|International Classification||F21S8/08, F21V17/20, F21V17/10|
|Cooperative Classification||F21V17/104, F21V21/116, F21W2131/105, F21W2111/06, F21V17/107, F21S8/086, F21W2131/103|
|European Classification||F21S8/08H2, F21V17/10C, F21V21/116, F21V17/10F|
|Apr 22, 1985||AS||Assignment|
Owner name: ITT CORPORATION
Free format text: CHANGE OF NAME;ASSIGNOR:INTERNATIONAL TELEPHONE AND TELEGRAPH CORPORATION;REEL/FRAME:004389/0606

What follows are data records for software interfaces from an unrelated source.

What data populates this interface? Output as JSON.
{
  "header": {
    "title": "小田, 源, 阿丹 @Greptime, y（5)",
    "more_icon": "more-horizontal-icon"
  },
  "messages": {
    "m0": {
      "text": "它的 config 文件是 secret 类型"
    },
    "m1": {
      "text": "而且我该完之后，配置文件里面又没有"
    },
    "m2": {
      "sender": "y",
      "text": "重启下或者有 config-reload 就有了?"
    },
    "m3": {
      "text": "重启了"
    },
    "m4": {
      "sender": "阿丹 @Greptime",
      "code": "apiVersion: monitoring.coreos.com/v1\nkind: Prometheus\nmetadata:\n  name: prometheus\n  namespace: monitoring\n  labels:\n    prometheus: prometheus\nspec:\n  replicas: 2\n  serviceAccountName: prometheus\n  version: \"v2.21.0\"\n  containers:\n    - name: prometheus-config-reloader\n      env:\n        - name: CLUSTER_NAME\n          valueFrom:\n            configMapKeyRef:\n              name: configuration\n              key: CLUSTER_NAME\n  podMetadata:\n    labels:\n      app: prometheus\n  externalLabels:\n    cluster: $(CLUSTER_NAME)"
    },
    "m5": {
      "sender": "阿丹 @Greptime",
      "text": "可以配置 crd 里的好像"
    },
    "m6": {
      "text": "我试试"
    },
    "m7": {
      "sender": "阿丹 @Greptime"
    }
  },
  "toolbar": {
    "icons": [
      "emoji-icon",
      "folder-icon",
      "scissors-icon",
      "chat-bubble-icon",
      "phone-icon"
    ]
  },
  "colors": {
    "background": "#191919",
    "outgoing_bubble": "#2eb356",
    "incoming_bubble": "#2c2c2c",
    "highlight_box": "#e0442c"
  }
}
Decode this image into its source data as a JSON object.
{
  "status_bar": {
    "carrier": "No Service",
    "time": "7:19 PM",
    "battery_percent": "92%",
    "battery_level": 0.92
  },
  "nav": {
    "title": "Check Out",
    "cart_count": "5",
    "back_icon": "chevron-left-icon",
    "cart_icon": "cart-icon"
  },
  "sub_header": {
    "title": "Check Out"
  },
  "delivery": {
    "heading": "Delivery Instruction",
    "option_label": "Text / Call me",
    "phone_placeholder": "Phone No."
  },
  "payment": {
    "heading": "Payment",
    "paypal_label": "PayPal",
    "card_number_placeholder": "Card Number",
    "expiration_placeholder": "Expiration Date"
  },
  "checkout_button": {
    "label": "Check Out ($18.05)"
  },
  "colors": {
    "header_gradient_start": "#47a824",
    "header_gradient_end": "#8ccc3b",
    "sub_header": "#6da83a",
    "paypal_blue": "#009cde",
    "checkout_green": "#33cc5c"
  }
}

Effective date: 19831122
|Jul 25, 1985||AS||Assignment|
Owner name: FL INDUSTRIES, INC., 220 SUTH ORANGE AVENUE, LIVIN
Free format text: ASSIGNMENT OF ASSIGNORS INTEREST.;ASSIGNOR:ITT CORPORATION, 320 PARK AVENUE, NEW YORK, NY 10022, ACORP. OF DE.;REEL/FRAME:004453/0578
Effective date: 19850629